**Required action**
For the data below, work out the number of lines containing the string "icon" and answer with that number only.
---------- Records supplied
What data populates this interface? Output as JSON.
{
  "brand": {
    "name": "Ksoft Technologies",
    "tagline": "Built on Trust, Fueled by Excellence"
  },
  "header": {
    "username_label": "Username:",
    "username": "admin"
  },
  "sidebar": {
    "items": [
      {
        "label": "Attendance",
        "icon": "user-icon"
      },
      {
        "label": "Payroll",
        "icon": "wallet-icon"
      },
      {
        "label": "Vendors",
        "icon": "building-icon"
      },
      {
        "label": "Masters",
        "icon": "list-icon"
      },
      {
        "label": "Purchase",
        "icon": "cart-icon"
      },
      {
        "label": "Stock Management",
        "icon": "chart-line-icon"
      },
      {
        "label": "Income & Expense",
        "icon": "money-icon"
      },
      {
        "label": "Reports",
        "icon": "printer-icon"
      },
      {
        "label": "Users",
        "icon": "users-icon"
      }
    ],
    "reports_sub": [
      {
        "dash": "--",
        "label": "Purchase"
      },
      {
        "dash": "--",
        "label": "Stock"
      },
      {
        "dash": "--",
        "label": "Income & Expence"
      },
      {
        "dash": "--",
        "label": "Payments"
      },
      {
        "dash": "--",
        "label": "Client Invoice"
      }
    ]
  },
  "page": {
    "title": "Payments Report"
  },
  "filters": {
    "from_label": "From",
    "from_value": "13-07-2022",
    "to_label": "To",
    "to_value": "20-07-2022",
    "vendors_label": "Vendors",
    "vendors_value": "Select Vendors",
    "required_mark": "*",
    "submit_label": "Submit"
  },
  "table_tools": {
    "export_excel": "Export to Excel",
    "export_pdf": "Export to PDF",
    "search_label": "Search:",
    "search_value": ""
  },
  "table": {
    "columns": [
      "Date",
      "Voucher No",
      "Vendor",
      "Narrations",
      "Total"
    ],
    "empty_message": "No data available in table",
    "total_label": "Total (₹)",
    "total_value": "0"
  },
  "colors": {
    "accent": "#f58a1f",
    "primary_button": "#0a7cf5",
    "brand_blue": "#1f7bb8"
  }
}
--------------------
**Task response**
9